...of the announcement on local government
Paul Dossett, Head of Local Government at Grant Thornton UK LLP commented:
"Recent Autumn Statements, Spending Rounds and Budgets have not been happy occasions for local government, and today provided mixed fortunes for the sector.
"The LGA's call for the Chancellor to lift the borrowing cap to increase capital investment, in particular to kick-start a programme of house building must have been heard, at least in part. The Chancellor announced house building loans of £1bn to unlock sites across the country, and an increase in the Housing Revenue Account (HRA) borrowing limit by £300m, but not a removal of the cap. In our view, local government must be at the heart of developing housing opportunities for its communities.
"Disappointingly, CIPFA's call for an end to the Council Tax freeze, an increase in localism, and the establishment of an independent commission into local government funding fell on deaf ears. Instead, the Chancellor has complemented the Council Tax freeze with a 2% cap on Business Rates for 2014/15, as well as extending existing business rate relief to small firms for a further year from next April.
"Encouraging greater economic activity locally - particularly via SMEs, the heart of our economy - is crucial. The below inflation level 2% cap on business rate increases, along with other measures announced today, should provide much needed economic impetus. However, the savings to businesses could impact on the level of business rates that can be retained by councils. In addition, the monthly payment facility announced by the Chancellor today may impact on councils' cash flow and interest generated via their investments.
"The Audit Commission and Joseph Rowntree Foundation recently highlighted that the biggest reductions to funding for local authorities had fallen on the most deprived authorities. The business rate cap may be a particular issue for these authorities, where economic growth is more challenging and income from retained business rates is critical as an alternative to the on-going reduction to government grant funding. We feel there is much more scope to join up decision making so that both local government and local business can share the benefits of growth in a more structured way.
"The Chancellor has already indicated that austerity will be with us permanently, including a further 10% funding reduction to local government in 2015/16. In today's Autumn Statement local government was not part of the further £3 billion savings announced by the Chancellor. This is based on the assumption that councils agree a further Council Tax freeze for 2014/15 and 2015/16.

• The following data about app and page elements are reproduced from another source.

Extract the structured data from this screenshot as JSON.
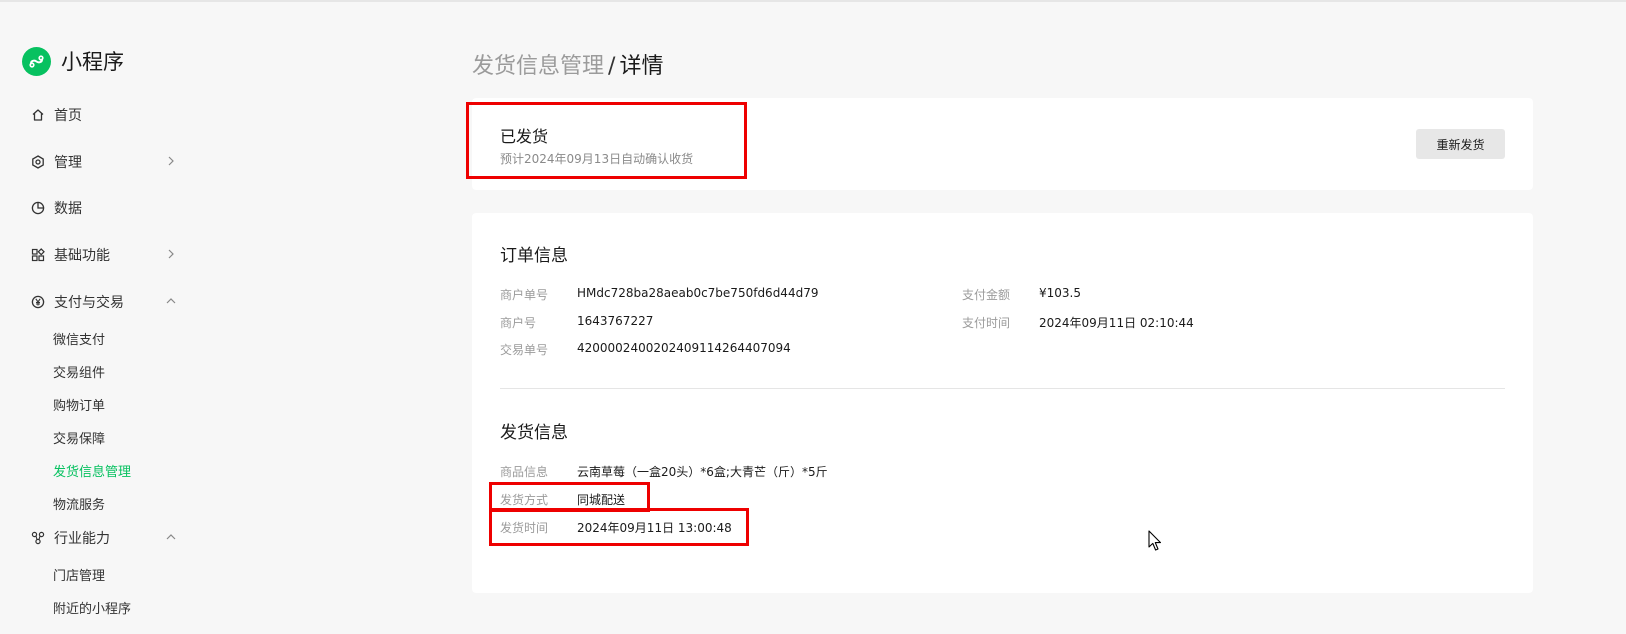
{
  "brand": {
    "name": "小程序",
    "logo_icon": "mini-program-logo-icon",
    "color": "#07c160"
  },
  "sidebar": {
    "items": [
      {
        "label": "首页",
        "icon": "home-icon"
      },
      {
        "label": "管理",
        "icon": "gear-icon",
        "expand": "collapsed"
      },
      {
        "label": "数据",
        "icon": "pie-chart-icon"
      },
      {
        "label": "基础功能",
        "icon": "grid-icon",
        "expand": "collapsed"
      },
      {
        "label": "支付与交易",
        "icon": "yuan-icon",
        "expand": "expanded",
        "children": [
          "微信支付",
          "交易组件",
          "购物订单",
          "交易保障",
          "发货信息管理",
          "物流服务"
        ]
      },
      {
        "label": "行业能力",
        "icon": "industry-icon",
        "expand": "expanded",
        "children": [
          "门店管理",
          "附近的小程序"
        ]
      }
    ],
    "active_item": "发货信息管理",
    "active_color": "#07c160"
  },
  "breadcrumb": {
    "parent": "发货信息管理",
    "separator": "/",
    "current": "详情"
  },
  "status_card": {
    "title": "已发货",
    "subtitle": "预计2024年09月13日自动确认收货",
    "button_label": "重新发货"
  },
  "order_info": {
    "title": "订单信息",
    "left": [
      {
        "key": "商户单号",
        "value": "HMdc728ba28aeab0c7be750fd6d44d79"
      },
      {
        "key": "商户号",
        "value": "1643767227"
      },
      {
        "key": "交易单号",
        "value": "4200002400202409114264407094"
      }
    ],
    "right": [
      {
        "key": "支付金额",
        "value": "¥103.5"
      },
      {
        "key": "支付时间",
        "value": "2024年09月11日 02:10:44"
      }
    ]
  },
  "shipping_info": {
    "title": "发货信息",
    "rows": [
      {
        "key": "商品信息",
        "value": "云南草莓（一盒20头）*6盒;大青芒（斤）*5斤"
      },
      {
        "key": "发货方式",
        "value": "同城配送"
      },
      {
        "key": "发货时间",
        "value": "2024年09月11日 13:00:48"
      }
    ]
  },
  "highlight_color": "#ee0000"
}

"I think local government (belatedly) joining education, health and international development by being exempt from this next round of savings recognises the scale of savings already announced for local government, the sector's ability to deliver these savings so far, and the risks of imposing an even greater level of grant reduction. However, it is not currently clear what will happen to those authorities who do not freeze their council tax in 2014/15 or 2015/16. The ability for local politicians to decide on local taxes is, in our view, vital if local government is indeed to remain local, vibrant and accountable, and not just perceived as a second string Whitehall outpost."